======== RECORDS FOR THIS EXERCISE ========

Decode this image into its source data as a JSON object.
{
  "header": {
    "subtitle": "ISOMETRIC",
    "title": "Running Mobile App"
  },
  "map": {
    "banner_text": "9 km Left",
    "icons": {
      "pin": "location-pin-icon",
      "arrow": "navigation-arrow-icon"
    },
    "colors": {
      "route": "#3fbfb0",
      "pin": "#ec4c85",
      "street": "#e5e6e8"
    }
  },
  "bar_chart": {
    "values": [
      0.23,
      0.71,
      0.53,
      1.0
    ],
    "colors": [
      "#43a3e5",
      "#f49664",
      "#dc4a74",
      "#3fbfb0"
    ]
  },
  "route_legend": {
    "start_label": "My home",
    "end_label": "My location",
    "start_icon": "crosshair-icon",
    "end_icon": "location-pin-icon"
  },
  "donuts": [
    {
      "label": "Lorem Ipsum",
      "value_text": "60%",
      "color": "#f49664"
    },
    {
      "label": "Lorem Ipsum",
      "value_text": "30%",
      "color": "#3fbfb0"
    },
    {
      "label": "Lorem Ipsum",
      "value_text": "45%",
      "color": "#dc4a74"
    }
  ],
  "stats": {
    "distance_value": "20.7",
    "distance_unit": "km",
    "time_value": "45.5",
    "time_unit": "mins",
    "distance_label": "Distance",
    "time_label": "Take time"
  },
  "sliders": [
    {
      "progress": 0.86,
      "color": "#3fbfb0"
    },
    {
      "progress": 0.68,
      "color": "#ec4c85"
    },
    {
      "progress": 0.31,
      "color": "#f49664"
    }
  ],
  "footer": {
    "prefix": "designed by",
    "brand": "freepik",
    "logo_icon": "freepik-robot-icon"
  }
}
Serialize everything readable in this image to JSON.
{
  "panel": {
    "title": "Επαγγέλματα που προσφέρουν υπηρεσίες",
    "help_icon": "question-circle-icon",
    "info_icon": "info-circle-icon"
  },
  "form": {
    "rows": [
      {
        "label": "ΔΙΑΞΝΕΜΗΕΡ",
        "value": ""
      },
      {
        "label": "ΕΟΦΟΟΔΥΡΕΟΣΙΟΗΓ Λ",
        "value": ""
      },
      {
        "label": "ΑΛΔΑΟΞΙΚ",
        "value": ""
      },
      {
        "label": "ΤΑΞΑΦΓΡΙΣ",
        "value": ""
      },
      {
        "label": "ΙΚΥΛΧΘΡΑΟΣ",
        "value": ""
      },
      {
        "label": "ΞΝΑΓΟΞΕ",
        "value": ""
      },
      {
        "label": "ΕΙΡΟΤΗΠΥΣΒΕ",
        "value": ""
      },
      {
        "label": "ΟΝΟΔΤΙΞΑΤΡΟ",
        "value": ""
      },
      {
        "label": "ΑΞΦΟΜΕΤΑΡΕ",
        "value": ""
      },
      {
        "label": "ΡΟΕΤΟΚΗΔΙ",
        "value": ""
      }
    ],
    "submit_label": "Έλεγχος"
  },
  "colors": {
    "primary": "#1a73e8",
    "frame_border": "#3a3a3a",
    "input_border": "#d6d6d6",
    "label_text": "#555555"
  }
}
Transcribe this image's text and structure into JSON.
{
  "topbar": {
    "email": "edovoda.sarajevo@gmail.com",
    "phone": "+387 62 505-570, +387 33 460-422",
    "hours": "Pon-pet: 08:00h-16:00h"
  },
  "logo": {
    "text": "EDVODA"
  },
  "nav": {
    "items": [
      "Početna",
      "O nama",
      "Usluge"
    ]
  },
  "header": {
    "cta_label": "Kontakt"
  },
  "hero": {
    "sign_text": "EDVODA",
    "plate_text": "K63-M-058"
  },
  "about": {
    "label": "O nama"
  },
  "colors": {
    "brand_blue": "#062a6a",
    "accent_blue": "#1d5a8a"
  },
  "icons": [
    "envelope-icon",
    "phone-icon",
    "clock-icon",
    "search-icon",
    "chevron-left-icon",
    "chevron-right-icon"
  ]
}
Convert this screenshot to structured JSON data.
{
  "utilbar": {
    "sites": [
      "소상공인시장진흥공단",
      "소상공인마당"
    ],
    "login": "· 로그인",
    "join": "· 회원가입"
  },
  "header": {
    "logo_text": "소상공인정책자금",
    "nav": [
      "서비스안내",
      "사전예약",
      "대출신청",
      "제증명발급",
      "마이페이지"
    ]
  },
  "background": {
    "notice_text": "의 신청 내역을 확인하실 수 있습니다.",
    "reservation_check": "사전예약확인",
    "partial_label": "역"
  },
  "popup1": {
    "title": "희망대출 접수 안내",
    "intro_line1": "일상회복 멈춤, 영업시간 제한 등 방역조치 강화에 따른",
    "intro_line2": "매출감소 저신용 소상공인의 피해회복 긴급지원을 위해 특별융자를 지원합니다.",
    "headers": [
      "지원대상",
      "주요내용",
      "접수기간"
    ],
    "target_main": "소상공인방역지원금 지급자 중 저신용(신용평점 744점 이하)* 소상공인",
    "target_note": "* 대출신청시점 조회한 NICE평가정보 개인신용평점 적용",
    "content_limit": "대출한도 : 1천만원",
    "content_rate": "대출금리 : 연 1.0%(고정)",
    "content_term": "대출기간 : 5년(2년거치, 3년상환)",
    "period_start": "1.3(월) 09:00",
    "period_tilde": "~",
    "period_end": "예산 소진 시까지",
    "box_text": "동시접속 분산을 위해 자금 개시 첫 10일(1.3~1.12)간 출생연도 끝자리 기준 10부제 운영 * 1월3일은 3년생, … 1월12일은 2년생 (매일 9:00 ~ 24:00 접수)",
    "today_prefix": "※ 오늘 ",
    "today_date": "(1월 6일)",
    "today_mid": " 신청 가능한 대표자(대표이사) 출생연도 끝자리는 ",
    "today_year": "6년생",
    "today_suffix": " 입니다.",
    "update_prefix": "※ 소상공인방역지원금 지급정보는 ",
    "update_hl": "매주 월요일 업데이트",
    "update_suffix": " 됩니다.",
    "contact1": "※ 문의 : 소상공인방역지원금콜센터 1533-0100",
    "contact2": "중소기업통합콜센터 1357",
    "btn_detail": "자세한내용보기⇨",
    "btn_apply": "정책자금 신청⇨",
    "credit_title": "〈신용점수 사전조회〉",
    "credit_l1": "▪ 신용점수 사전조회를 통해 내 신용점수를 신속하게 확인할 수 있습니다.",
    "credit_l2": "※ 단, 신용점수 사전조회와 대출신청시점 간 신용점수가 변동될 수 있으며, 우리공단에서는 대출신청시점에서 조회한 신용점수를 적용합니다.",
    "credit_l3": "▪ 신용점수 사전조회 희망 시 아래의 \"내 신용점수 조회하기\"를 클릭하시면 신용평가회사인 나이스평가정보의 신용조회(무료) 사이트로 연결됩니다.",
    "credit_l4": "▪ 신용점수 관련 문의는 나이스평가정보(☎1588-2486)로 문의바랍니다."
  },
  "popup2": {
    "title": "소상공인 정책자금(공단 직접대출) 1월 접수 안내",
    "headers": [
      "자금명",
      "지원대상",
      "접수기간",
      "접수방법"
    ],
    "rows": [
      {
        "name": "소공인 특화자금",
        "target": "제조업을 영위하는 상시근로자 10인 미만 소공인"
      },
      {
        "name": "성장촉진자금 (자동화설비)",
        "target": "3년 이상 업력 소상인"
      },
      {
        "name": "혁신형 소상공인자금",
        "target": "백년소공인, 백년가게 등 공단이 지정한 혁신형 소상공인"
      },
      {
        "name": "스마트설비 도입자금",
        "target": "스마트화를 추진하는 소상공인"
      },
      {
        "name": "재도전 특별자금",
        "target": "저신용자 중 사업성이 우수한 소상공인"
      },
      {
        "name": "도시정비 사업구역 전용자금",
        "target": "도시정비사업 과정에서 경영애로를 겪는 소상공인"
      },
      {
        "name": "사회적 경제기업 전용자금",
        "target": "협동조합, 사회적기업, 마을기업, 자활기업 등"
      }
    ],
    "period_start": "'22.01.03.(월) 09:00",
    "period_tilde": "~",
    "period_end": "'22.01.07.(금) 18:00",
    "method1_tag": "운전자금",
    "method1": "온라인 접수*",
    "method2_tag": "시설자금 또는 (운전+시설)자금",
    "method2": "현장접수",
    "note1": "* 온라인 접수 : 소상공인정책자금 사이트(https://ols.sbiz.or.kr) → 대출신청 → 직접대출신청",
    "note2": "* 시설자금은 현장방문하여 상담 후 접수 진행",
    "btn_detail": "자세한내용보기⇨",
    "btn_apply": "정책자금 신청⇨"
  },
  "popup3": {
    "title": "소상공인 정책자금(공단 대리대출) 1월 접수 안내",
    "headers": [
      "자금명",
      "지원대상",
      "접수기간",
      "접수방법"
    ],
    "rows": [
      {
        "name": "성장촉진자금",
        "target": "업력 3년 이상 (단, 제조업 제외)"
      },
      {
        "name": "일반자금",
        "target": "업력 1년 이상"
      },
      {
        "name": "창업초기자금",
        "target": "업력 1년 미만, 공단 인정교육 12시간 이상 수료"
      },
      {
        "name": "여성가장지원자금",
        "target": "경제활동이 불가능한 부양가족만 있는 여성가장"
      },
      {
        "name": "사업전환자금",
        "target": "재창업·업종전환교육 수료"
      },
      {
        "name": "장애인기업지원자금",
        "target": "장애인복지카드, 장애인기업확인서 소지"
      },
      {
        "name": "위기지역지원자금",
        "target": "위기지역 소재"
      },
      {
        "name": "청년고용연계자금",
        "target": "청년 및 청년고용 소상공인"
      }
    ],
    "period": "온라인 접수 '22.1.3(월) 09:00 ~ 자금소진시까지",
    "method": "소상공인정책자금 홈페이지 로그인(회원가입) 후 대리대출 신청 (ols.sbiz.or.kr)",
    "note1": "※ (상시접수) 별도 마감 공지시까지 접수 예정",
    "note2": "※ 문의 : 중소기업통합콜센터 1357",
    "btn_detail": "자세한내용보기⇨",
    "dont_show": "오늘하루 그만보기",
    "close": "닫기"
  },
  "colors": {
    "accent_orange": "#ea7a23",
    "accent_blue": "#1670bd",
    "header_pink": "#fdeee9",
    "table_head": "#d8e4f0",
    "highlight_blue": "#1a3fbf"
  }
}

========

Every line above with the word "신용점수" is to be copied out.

    "credit_title": "〈신용점수 사전조회〉",
    "credit_l1": "▪ 신용점수 사전조회를 통해 내 신용점수를 신속하게 확인할 수 있습니다.",
    "credit_l2": "※ 단, 신용점수 사전조회와 대출신청시점 간 신용점수가 변동될 수 있으며, 우리공단에서는 대출신청시점에서 조회한 신용점수를 적용합니다.",
    "credit_l3": "▪ 신용점수 사전조회 희망 시 아래의 \"내 신용점수 조회하기\"를 클릭하시면 신용평가회사인 나이스평가정보의 신용조회(무료) 사이트로 연결됩니다.",
    "credit_l4": "▪ 신용점수 관련 문의는 나이스평가정보(☎1588-2486)로 문의바랍니다."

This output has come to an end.